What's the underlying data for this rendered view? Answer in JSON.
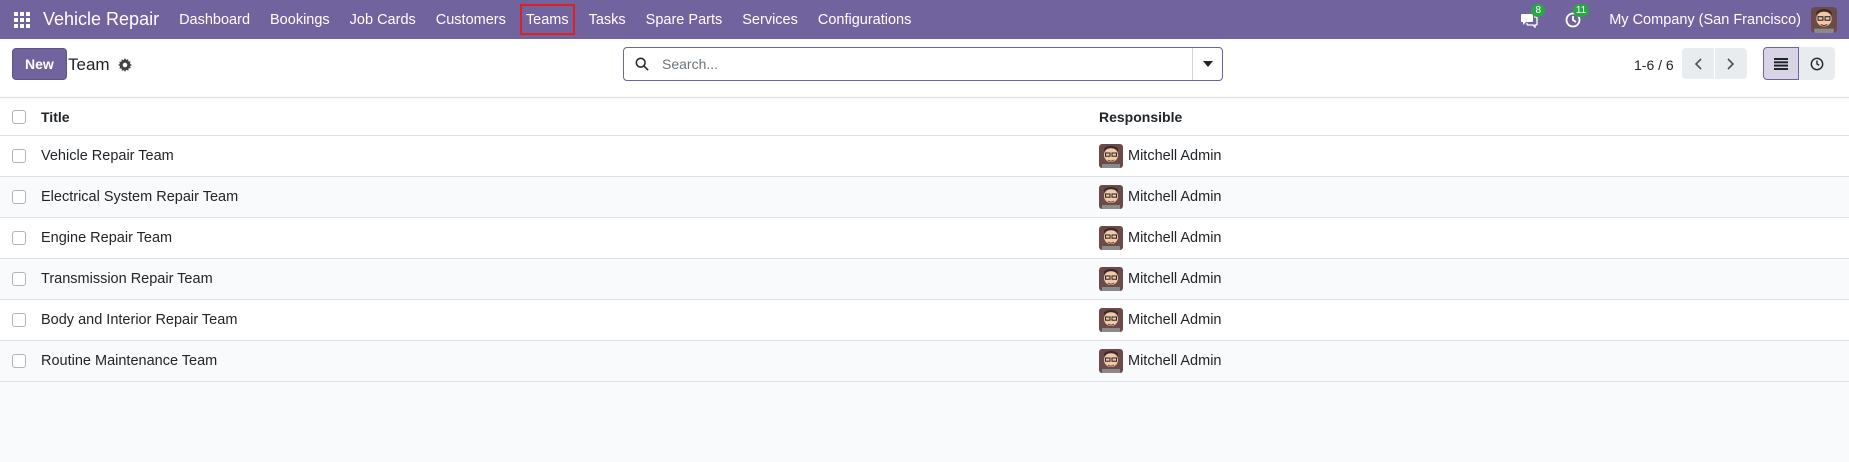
{
  "navbar": {
    "brand": "Vehicle Repair",
    "menu": [
      "Dashboard",
      "Bookings",
      "Job Cards",
      "Customers",
      "Teams",
      "Tasks",
      "Spare Parts",
      "Services",
      "Configurations"
    ],
    "messages_count": "8",
    "activities_count": "11",
    "company": "My Company (San Francisco)"
  },
  "control_panel": {
    "new_label": "New",
    "breadcrumb": "Team",
    "search_placeholder": "Search...",
    "pager": "1-6 / 6"
  },
  "list": {
    "columns": {
      "title": "Title",
      "responsible": "Responsible"
    },
    "rows": [
      {
        "title": "Vehicle Repair Team",
        "responsible": "Mitchell Admin"
      },
      {
        "title": "Electrical System Repair Team",
        "responsible": "Mitchell Admin"
      },
      {
        "title": "Engine Repair Team",
        "responsible": "Mitchell Admin"
      },
      {
        "title": "Transmission Repair Team",
        "responsible": "Mitchell Admin"
      },
      {
        "title": "Body and Interior Repair Team",
        "responsible": "Mitchell Admin"
      },
      {
        "title": "Routine Maintenance Team",
        "responsible": "Mitchell Admin"
      }
    ]
  },
  "colors": {
    "primary": "#71639e",
    "highlight": "#e02020",
    "badge": "#28a745"
  },
  "icons": [
    "apps-grid-icon",
    "chat-icon",
    "clock-icon",
    "gear-icon",
    "search-icon",
    "caret-down-icon",
    "chevron-left-icon",
    "chevron-right-icon",
    "list-view-icon",
    "activity-view-icon"
  ]
}
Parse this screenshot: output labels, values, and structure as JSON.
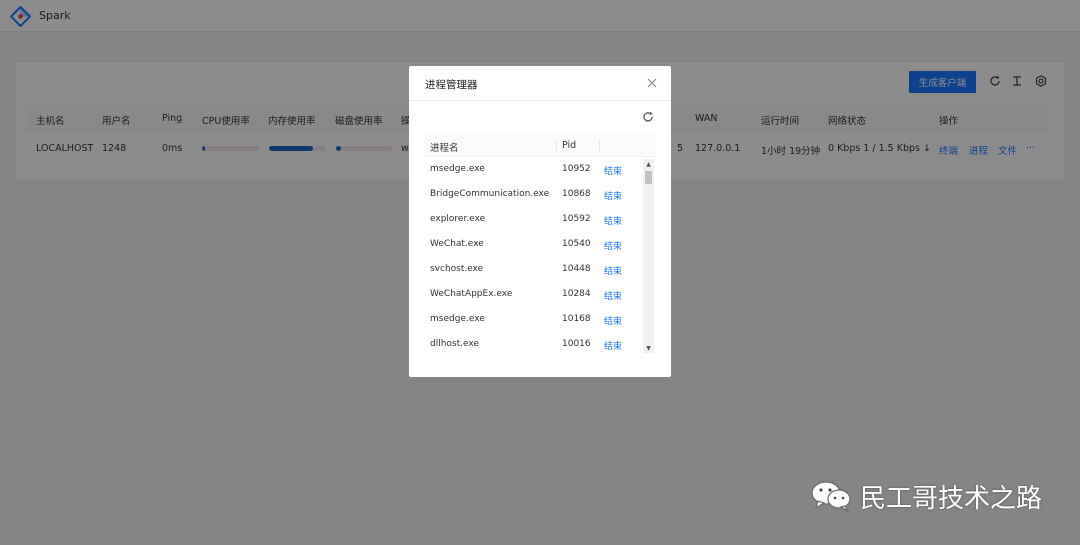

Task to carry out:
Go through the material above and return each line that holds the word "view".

Output of the exercise:
What's the underlying data for this rendered view? Answer in JSON.
    "list-view-icon",
    "activity-view-icon"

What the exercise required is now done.